● WHAT THIS TASK INVOLVES: Where does the string "name" appear in the records? Copy each line that holds it.

● SUPPLIED ENTRIES:
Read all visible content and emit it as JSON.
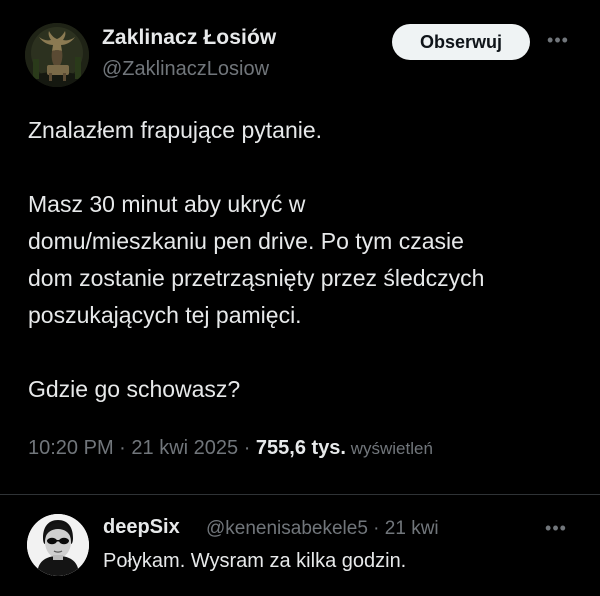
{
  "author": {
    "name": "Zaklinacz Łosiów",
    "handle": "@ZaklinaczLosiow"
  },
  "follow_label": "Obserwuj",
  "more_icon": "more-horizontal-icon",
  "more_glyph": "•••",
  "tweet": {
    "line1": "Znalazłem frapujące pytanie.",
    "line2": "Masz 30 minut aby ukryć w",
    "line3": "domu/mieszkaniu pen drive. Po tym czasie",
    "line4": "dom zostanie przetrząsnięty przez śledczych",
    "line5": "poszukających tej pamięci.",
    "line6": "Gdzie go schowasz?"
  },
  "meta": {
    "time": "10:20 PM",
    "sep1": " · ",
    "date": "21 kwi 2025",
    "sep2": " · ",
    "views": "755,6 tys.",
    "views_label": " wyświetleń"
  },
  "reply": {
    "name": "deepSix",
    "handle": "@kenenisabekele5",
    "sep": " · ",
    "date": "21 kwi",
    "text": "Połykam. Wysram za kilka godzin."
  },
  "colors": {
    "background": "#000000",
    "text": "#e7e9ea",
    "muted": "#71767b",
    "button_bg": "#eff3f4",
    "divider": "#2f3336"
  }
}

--

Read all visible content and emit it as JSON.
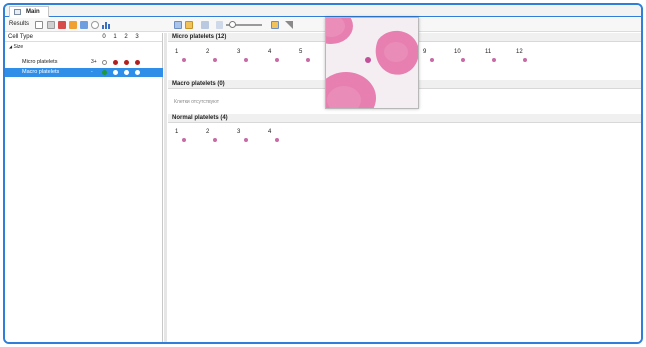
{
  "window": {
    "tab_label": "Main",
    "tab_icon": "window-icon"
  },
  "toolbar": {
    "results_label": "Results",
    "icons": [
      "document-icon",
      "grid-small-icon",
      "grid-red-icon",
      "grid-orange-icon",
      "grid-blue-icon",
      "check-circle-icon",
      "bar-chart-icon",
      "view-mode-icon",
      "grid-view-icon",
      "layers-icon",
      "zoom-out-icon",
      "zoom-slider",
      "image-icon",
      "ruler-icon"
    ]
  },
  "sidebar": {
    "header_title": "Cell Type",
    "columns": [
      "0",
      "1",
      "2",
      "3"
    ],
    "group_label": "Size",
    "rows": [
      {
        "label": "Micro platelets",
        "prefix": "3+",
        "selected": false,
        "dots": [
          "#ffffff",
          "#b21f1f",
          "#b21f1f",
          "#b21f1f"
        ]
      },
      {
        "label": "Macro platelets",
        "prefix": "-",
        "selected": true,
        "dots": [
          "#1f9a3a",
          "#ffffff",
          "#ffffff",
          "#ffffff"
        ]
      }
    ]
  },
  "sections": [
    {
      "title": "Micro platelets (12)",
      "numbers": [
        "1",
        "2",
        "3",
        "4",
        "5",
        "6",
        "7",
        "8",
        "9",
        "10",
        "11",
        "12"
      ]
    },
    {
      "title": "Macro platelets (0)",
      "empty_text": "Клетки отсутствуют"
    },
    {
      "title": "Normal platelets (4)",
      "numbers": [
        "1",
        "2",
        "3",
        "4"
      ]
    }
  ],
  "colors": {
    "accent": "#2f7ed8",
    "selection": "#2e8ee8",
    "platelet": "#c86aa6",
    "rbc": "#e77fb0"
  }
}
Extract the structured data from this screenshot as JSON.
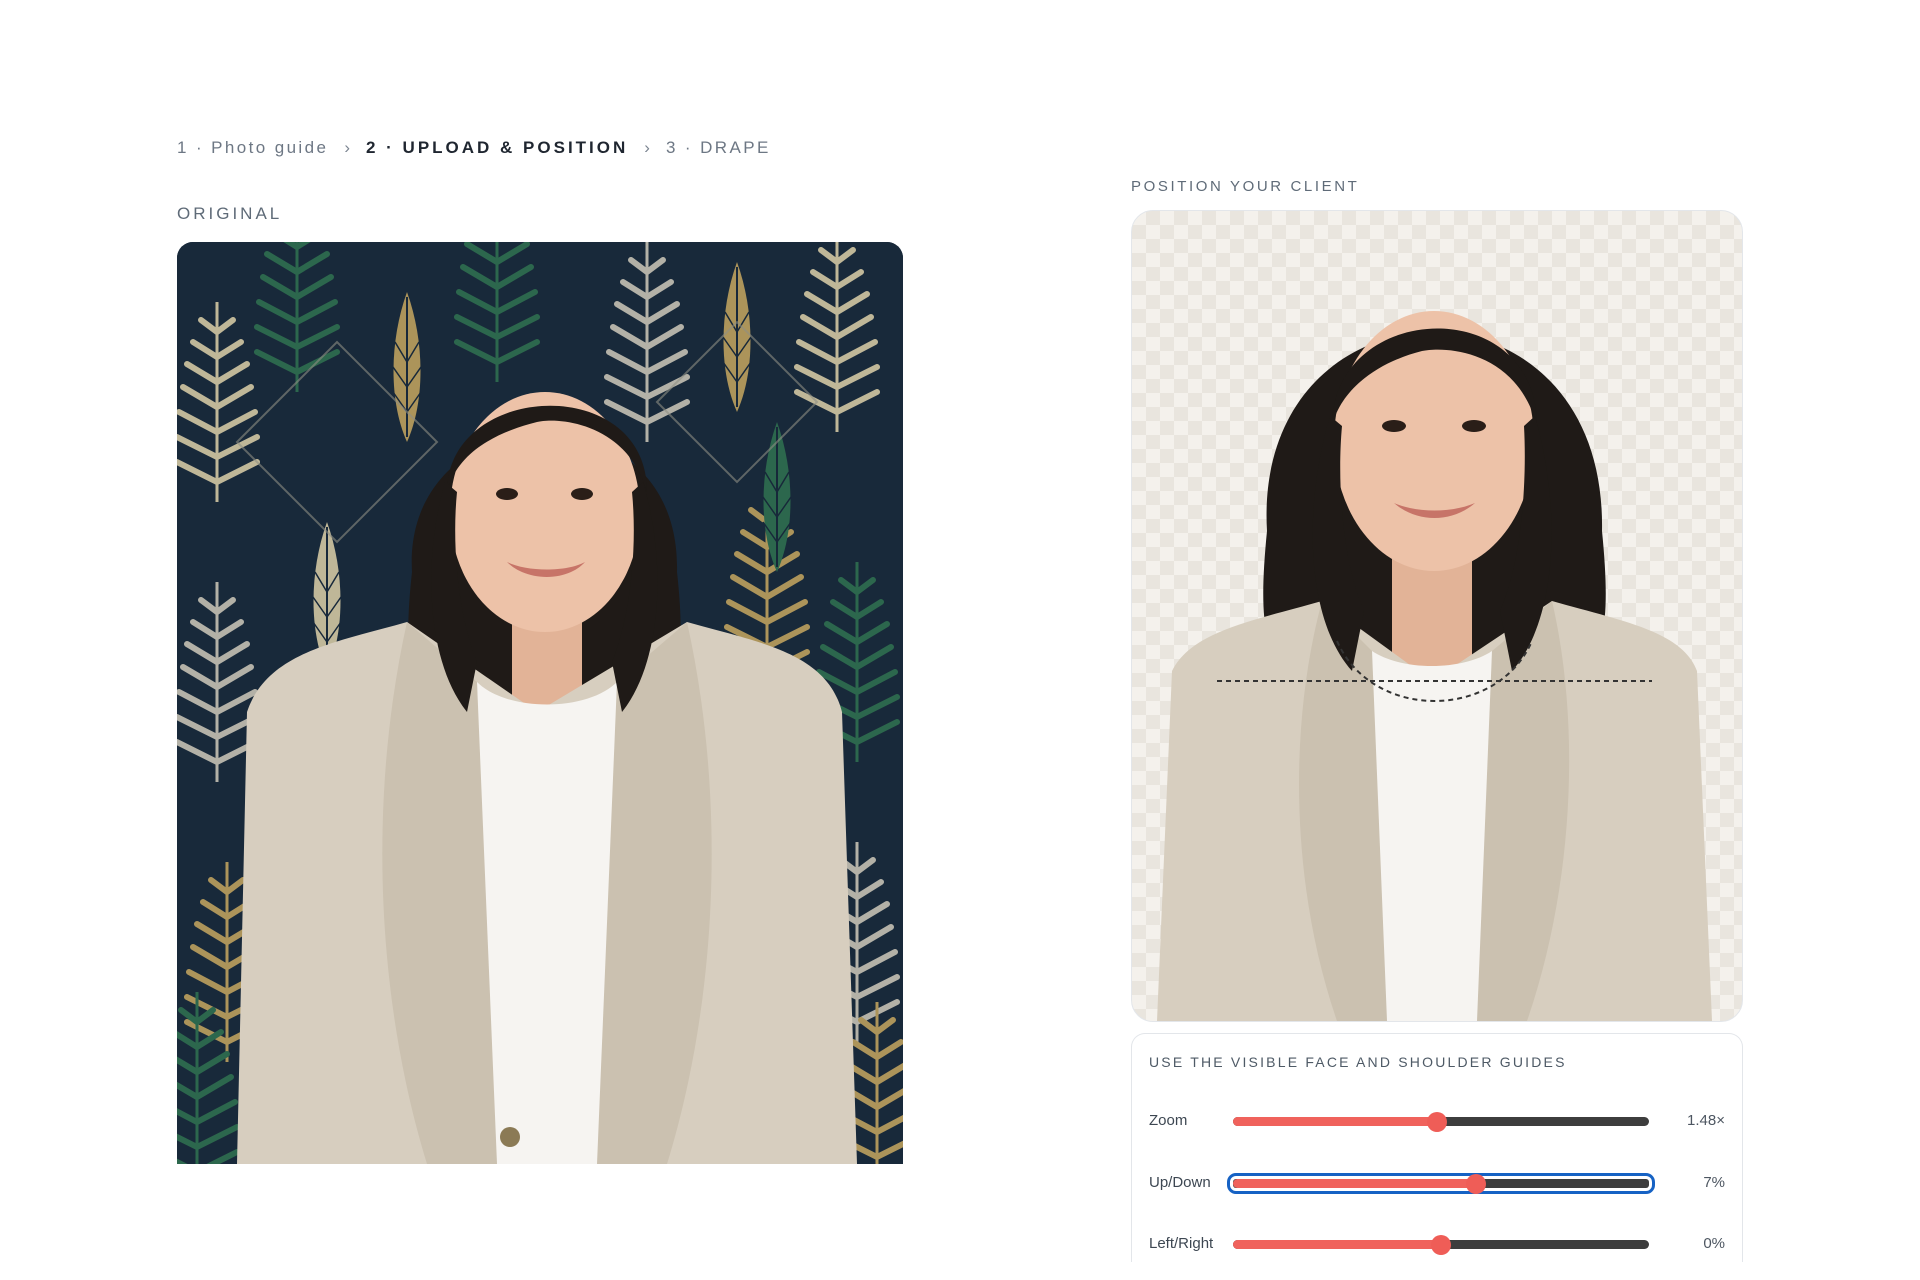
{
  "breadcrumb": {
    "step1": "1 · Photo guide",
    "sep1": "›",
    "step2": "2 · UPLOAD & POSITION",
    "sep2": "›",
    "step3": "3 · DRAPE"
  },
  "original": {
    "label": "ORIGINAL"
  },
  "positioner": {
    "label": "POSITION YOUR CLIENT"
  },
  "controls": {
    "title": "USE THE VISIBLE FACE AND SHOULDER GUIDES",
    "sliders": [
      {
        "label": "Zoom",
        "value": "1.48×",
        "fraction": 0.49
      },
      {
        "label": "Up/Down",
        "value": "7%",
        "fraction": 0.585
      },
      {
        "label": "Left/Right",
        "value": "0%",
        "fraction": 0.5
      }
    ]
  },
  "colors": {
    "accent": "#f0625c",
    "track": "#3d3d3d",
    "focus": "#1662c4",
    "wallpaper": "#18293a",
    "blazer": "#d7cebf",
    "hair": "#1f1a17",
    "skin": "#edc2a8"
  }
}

● OUTPUT:
    "name": "Zaklinacz Łosiów",
    "name": "deepSix",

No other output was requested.